Community engagement can be a critical part of the democratic process, but it can be seemingly difficult to implement and manage. This can be particularly true when individuals are letting their decisions be guided by some of the more common myths about managing public participation.
Myth: It Will Always Be Extremely Hard To Elicit Public Feedback And Discussions
Individuals may assume that it will always be hard for them to foster public engagement and feedback. In particular, this can be due to the assumption that this will always require noisy and potentially competitive in-person discussions. In reality, online public participation platforms can allow for much of this outreach and discussions to be had online. This can allow for a more efficient outreach effort while also fostering a vibrant discussion.
Myth: Only Government Agencies Can Benefit From Community Engagement Platforms

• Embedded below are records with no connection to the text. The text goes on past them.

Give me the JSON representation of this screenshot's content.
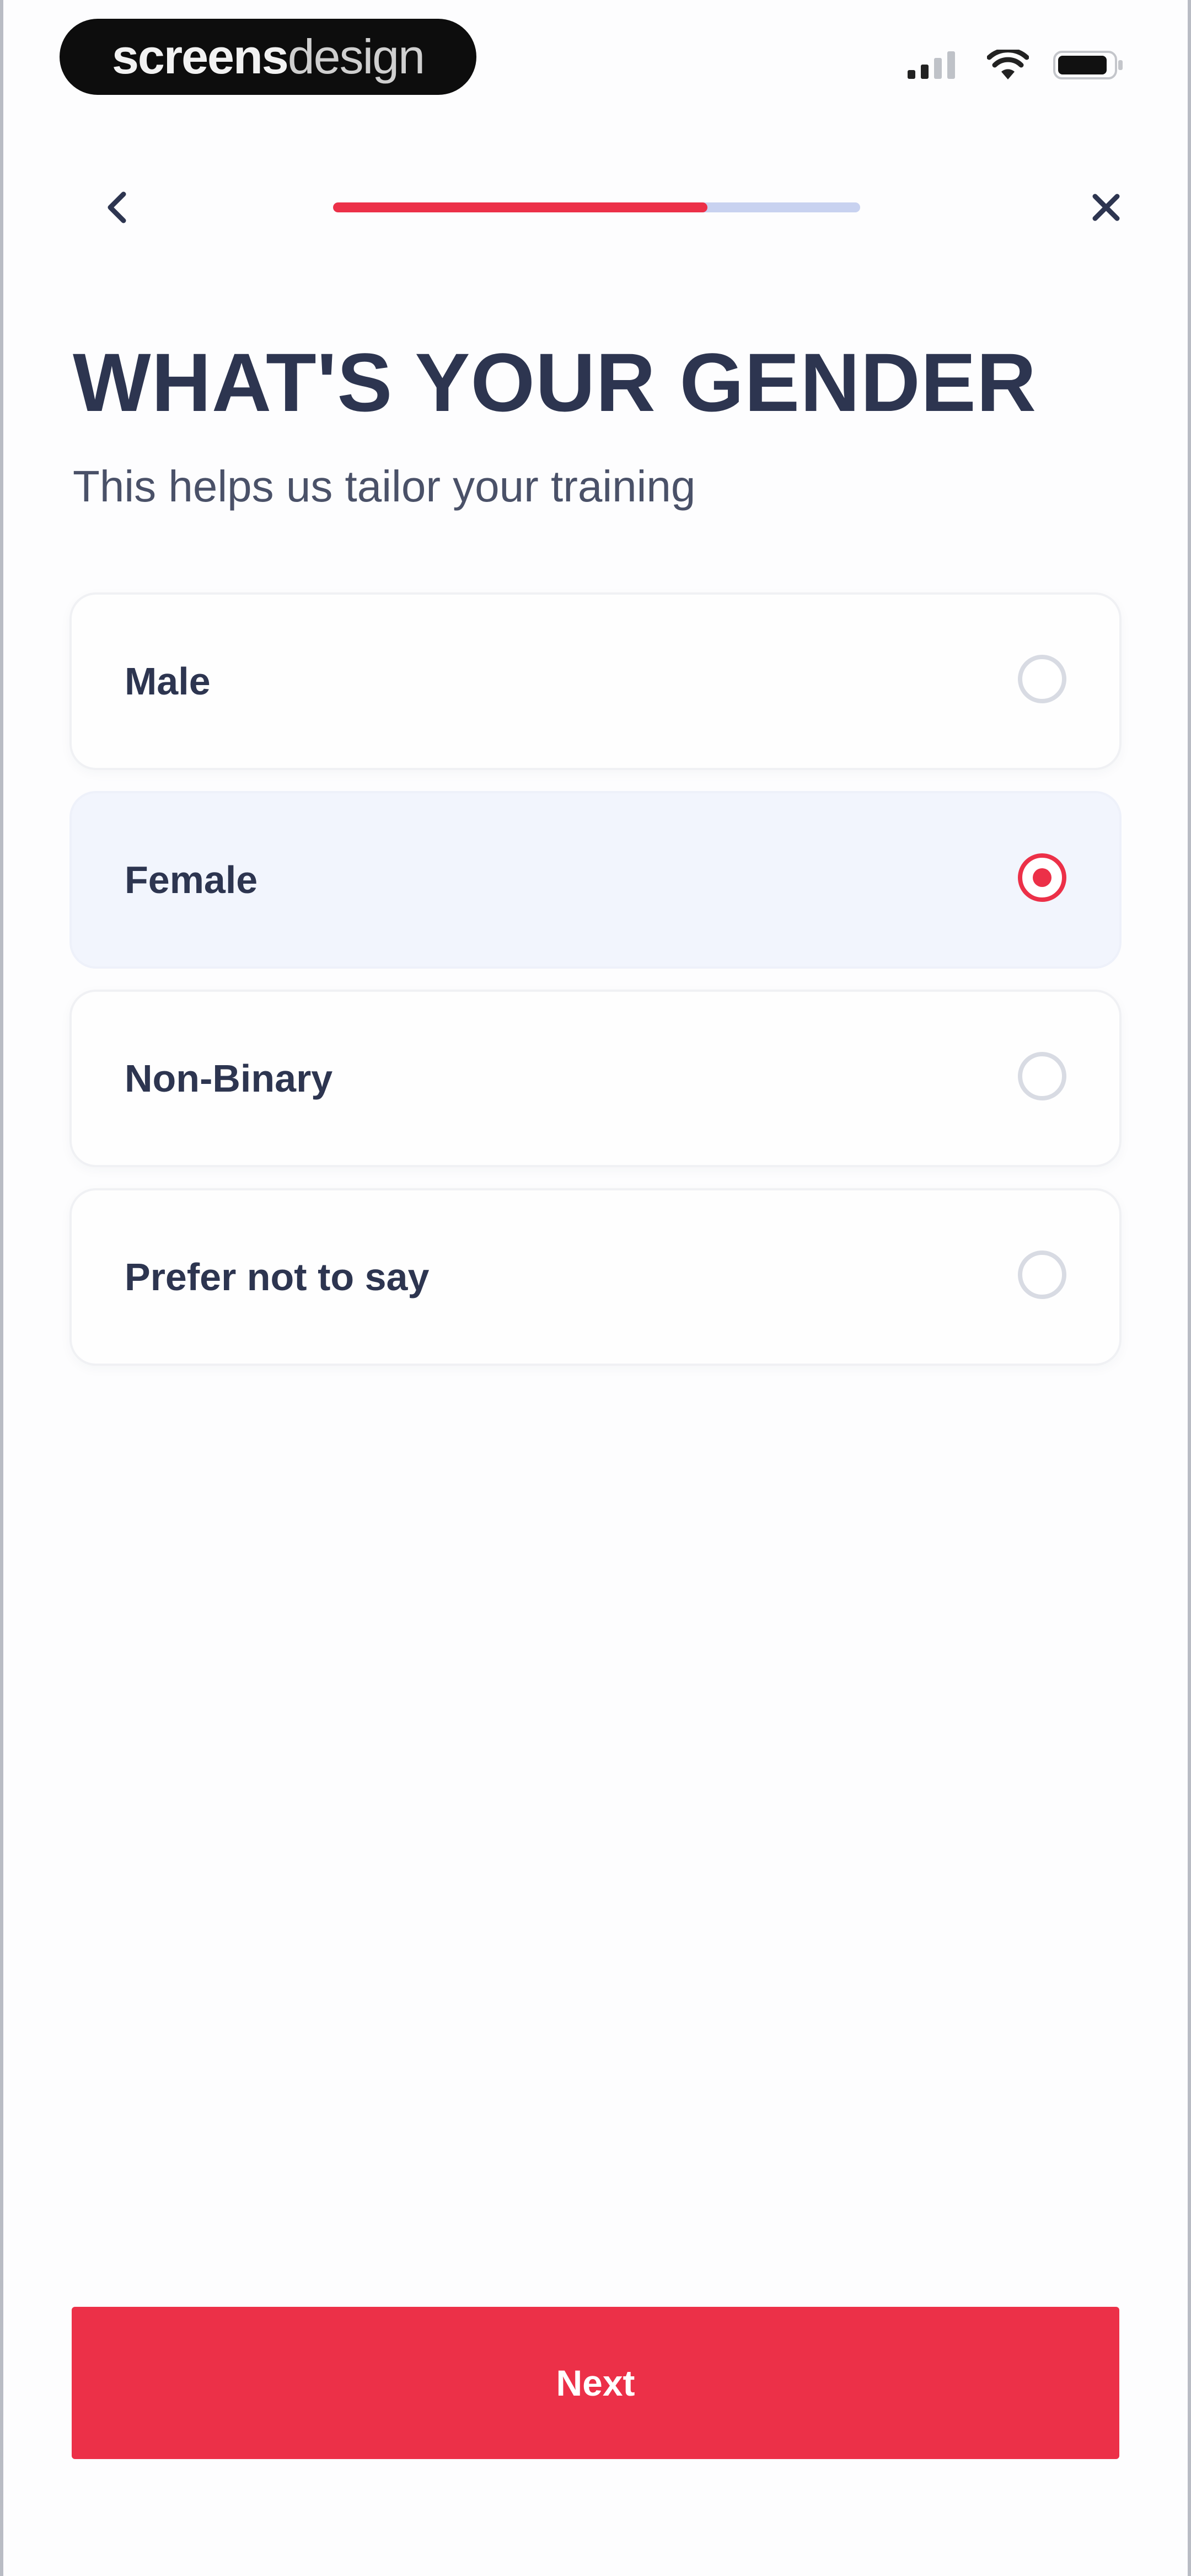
{
  "status_bar": {
    "brand_bold": "screens",
    "brand_light": "design",
    "signal_icon": "signal-icon",
    "wifi_icon": "wifi-icon",
    "battery_icon": "battery-icon"
  },
  "nav": {
    "back_icon": "chevron-left-icon",
    "close_icon": "close-icon",
    "progress_fraction": 0.71
  },
  "header": {
    "title": "WHAT'S YOUR GENDER",
    "subtitle": "This helps us tailor your training"
  },
  "options": [
    {
      "label": "Male",
      "selected": false
    },
    {
      "label": "Female",
      "selected": true
    },
    {
      "label": "Non-Binary",
      "selected": false
    },
    {
      "label": "Prefer not to say",
      "selected": false
    }
  ],
  "footer": {
    "next_label": "Next"
  },
  "colors": {
    "accent": "#ec3048",
    "text": "#2d3550",
    "selected_bg": "#f2f5fd",
    "progress_track": "#c8d2f0"
  }
}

While government agencies can benefit greatly from adopting these software solutions for their public comment periods, there are other organizations that could also benefit from these solutions. One common example of this can be homeowner associations. These associations will often have a number of discussions that are ongoing at any one time. By moving many of these discussions online, it can be possible to more quickly come to resolutions about questions and problems that are facing the community. Otherwise, it may only be possible to foster these discussions through inconvenient in-person meetings or infrequent homeowner association meetings. Additionally, many businesses will benefit from implementing one of these platforms for their workers. By fostering increased communication between workers and management, businesses may find that they can create a healthier workplace community while still being responsive to market forces.

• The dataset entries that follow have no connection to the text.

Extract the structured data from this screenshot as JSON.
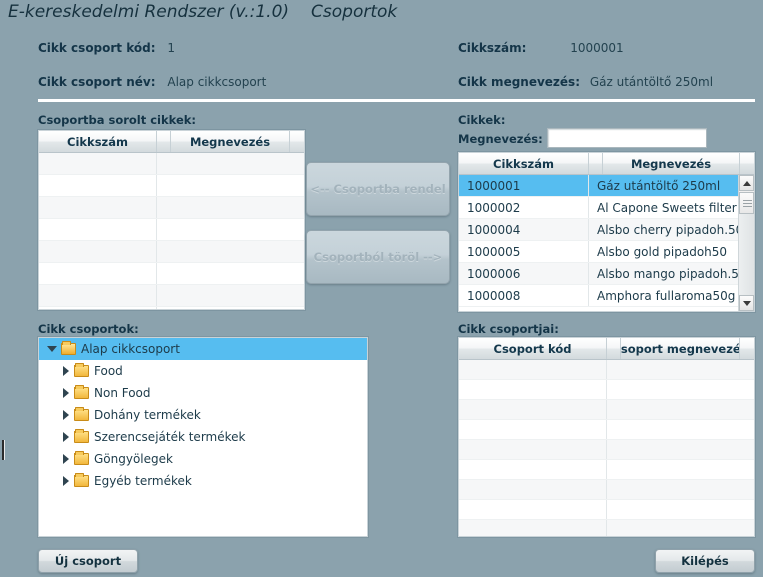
{
  "app": {
    "title": "E-kereskedelmi Rendszer (v.:1.0)",
    "subtitle": "Csoportok",
    "background_color": "#8ba2ad",
    "accent_color": "#56bdf0"
  },
  "header_fields": {
    "group_code_label": "Cikk csoport kód:",
    "group_code_value": "1",
    "group_name_label": "Cikk csoport név:",
    "group_name_value": "Alap cikkcsoport",
    "item_number_label": "Cikkszám:",
    "item_number_value": "1000001",
    "item_name_label": "Cikk megnevezés:",
    "item_name_value": "Gáz utántöltő 250ml"
  },
  "left_panel": {
    "label": "Csoportba sorolt cikkek:",
    "columns": [
      "Cikkszám",
      "Megnevezés"
    ],
    "rows": [],
    "empty_row_count": 8
  },
  "middle_buttons": {
    "assign_label": "<-- Csoportba rendel",
    "remove_label": "Csoportból töröl -->",
    "assign_enabled": false,
    "remove_enabled": false
  },
  "right_panel": {
    "label": "Cikkek:",
    "filter_label": "Megnevezés:",
    "filter_value": "",
    "filter_placeholder": "",
    "columns": [
      "Cikkszám",
      "Megnevezés"
    ],
    "rows": [
      {
        "code": "1000001",
        "name": "Gáz utántöltő 250ml",
        "selected": true
      },
      {
        "code": "1000002",
        "name": "Al Capone Sweets filter",
        "selected": false
      },
      {
        "code": "1000004",
        "name": "Alsbo cherry pipadoh.50",
        "selected": false
      },
      {
        "code": "1000005",
        "name": "Alsbo gold pipadoh50",
        "selected": false
      },
      {
        "code": "1000006",
        "name": "Alsbo mango pipadoh.5",
        "selected": false
      },
      {
        "code": "1000008",
        "name": "Amphora fullaroma50g",
        "selected": false
      }
    ],
    "scrollbar": {
      "up_icon": "triangle-up-icon",
      "down_icon": "triangle-down-icon",
      "thumb_position": "top"
    }
  },
  "tree_panel": {
    "label": "Cikk csoportok:",
    "nodes": [
      {
        "label": "Alap cikkcsoport",
        "level": 0,
        "expanded": true,
        "selected": true,
        "icon": "folder-open-icon"
      },
      {
        "label": "Food",
        "level": 1,
        "expanded": false,
        "selected": false,
        "icon": "folder-icon"
      },
      {
        "label": "Non Food",
        "level": 1,
        "expanded": false,
        "selected": false,
        "icon": "folder-icon"
      },
      {
        "label": "Dohány termékek",
        "level": 1,
        "expanded": false,
        "selected": false,
        "icon": "folder-icon"
      },
      {
        "label": "Szerencsejáték termékek",
        "level": 1,
        "expanded": false,
        "selected": false,
        "icon": "folder-icon"
      },
      {
        "label": "Göngyölegek",
        "level": 1,
        "expanded": false,
        "selected": false,
        "icon": "folder-icon"
      },
      {
        "label": "Egyéb termékek",
        "level": 1,
        "expanded": false,
        "selected": false,
        "icon": "folder-icon"
      }
    ]
  },
  "groups_panel": {
    "label": "Cikk csoportjai:",
    "columns": [
      "Csoport kód",
      "Csoport megnevezés"
    ],
    "rows": [],
    "empty_row_count": 9
  },
  "footer": {
    "new_group_label": "Új csoport",
    "exit_label": "Kilépés"
  }
}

Myth: There Is Little Control Over Who Can Join The Community Platform
Individuals may see the benefit of using these software solutions, but they may be concerned about whether it will be hard to control those that can participate in this process. Luckily, these programs will have a number of tools available to help individuals control the participants that are allowed in the discussion. For example, a homeowner's association may require individuals to confirm their address with a mailer before they are allowed to join. A business may use employee credentials or other identifiers to ensure the account belongs to a valid member of the community. These tools can vary from one platform to another, and you should consider the types of security that you want in place before you choose a community platform for your organization.